Paternoster native Deon Brand and German-born Simone Jacke bought the three-kilometre coastal strip adjoining the hotel to prevent a high-density residential project and also pay tribute to the original "strandlopers" – San-derived, shore-dwelling hunters and gatherers.
Suites are enormous, with terrace or courtyard, folding doors, ocean or landscape views, handmade stone baths, outdoor showers, high ceilings and fireplaces. Original artworks, many by Simone's father, display this wild coast in all its hues.
Whales arrive later to this part of the Cape – from August to the end of December – and are best watched from the Paternoster Bay beaches of either Voorstrand or Mosselbank or at nearby Cape Columbine Nature Reserve – you can kayak closer if you dare.
The sea-view suites or the Ocean Lounge provide excellent views of the offshore rock around which the whales congregate. Nearby, St Helena Bay attracts southern rights, humpbacks, Bryde's, orcas, Heaviside and dusky dolphins but is also notorious for mass strandings.
The intensely turquoise saltwater Langebaan lagoon, a bit closer to Cape Town, and part of the West Coast National Park, is a wetland of national importance.
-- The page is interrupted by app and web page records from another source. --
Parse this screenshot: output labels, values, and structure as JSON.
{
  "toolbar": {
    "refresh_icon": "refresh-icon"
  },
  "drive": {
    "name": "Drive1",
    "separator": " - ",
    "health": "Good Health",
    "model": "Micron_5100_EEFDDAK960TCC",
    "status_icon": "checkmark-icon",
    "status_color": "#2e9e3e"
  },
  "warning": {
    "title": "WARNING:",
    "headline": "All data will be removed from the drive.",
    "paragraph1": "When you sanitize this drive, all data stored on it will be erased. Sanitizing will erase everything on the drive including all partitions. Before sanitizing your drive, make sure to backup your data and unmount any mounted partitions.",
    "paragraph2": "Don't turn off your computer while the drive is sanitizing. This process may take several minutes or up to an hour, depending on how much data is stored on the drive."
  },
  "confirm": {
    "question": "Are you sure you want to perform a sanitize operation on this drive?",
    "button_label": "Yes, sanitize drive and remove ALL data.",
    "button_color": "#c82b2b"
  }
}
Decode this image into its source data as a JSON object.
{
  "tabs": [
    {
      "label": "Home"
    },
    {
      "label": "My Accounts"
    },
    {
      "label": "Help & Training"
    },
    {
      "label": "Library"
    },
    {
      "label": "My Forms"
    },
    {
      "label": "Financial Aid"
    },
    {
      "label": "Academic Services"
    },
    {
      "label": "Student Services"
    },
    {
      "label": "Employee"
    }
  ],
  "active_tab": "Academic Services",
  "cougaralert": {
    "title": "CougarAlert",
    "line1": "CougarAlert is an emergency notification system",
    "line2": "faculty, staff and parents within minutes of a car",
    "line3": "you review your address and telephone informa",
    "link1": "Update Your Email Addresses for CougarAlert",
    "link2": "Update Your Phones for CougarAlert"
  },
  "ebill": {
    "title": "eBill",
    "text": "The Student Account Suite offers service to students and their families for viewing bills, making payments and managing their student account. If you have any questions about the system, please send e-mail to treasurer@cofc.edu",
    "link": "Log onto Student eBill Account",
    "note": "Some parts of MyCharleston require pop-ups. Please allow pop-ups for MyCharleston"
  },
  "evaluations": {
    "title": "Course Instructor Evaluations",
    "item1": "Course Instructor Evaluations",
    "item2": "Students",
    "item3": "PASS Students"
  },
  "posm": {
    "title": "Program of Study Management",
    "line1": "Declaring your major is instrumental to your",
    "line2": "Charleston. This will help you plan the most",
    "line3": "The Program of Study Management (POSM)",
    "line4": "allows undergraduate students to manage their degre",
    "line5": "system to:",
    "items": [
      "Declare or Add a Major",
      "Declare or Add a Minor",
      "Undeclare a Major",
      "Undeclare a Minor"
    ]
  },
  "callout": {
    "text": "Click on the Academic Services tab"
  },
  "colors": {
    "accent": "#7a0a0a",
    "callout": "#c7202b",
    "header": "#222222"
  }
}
It's only six metres at its deepest, open to the sea – only one of three lagoons worldwide not fed by freshwater.
When the Atlantic is thundering against the outer peninsula, the lagoon is velvet smooth. From June to November, whales, particularly southern rights, enter nearby Saldanha Bay and the mouth of the 17-kilometre-long lagoon to calve. And a bonus - peak calving overlaps Langebaan's spring wildflower season.
The lagoon-front "Langebaan by the Sea" is a simple, seaside, two-bedroom cottage. The wind-protected front porch has lovely views of lagoon and island. If you don't see whales, there are boat and kayak trips that allow you to appreciate their beauty and strange humanity.
As one whale lover put it: "Whales are different. They live in families, they play in the moonlight, they talk to one another and they care for one another in distress. They are awesome and mysterious. In their cold, wet, and forbidding world they are complete and successful. They deserve to be saved, not as potential meatballs but as a source of encouragement to mankind."
Fly Virgin Australia from Brisbane/Sydney/Melbourne to Perth, then South African Airways to Johannesburg, and Cape Town. See flysaa.com/au
Cape Point Villa and Cottage. $89 a night for two for the villa. See capepointcottage.co.za
The Milestone. From $177, minimum stay four nights. See capestay.co.za/milestone
Birkenhead House. From $588 for two full board, Wi-Fi. See birkenheadhouse.com
Petit Paradis. From $134 for the cottage, with Wi-Fi. See capestay.co.za/llandudnocottage
Strandloper Ocean Boutique Hotel. From $182 for two with breakfast, Wi-Fi. See strandloperocean.com
Langebaan By The Sea. From $124. See langebaanbeachhouse.com
Alison Stewart was a guest of South African Airways, Cape Point Villa and Strandloper, and was assisted by Birkenhead House and Petit Paradis.